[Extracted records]
↓
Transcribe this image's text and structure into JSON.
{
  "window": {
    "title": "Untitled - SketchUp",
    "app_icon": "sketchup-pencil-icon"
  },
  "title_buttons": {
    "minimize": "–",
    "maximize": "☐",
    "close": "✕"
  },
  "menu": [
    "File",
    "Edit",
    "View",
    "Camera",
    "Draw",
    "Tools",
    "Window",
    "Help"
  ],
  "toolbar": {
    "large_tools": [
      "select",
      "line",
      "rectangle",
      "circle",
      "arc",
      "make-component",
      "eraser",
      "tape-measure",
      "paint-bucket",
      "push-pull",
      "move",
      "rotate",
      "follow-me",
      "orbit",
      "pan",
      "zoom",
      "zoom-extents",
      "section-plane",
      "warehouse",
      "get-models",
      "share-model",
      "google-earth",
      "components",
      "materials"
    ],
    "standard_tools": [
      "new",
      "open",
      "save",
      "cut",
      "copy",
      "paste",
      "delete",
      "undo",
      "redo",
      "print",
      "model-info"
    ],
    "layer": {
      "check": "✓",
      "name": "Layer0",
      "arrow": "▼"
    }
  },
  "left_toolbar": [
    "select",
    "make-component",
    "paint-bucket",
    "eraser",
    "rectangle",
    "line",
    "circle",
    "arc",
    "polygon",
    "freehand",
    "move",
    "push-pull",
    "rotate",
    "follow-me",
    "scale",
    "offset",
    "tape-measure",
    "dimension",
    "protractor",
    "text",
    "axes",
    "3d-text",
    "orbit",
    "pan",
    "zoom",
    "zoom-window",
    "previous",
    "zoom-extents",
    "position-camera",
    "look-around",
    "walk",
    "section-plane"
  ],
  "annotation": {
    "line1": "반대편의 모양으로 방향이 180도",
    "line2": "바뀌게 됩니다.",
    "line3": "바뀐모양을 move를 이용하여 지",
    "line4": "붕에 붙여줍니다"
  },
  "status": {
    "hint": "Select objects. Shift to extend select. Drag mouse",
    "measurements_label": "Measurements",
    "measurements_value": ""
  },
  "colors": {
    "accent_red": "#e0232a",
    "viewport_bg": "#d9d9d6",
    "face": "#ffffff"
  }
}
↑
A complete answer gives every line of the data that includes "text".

OUTPUT OF THE TASK>
Transcribe this image's text and structure into JSON.
    "text",
    "3d-text",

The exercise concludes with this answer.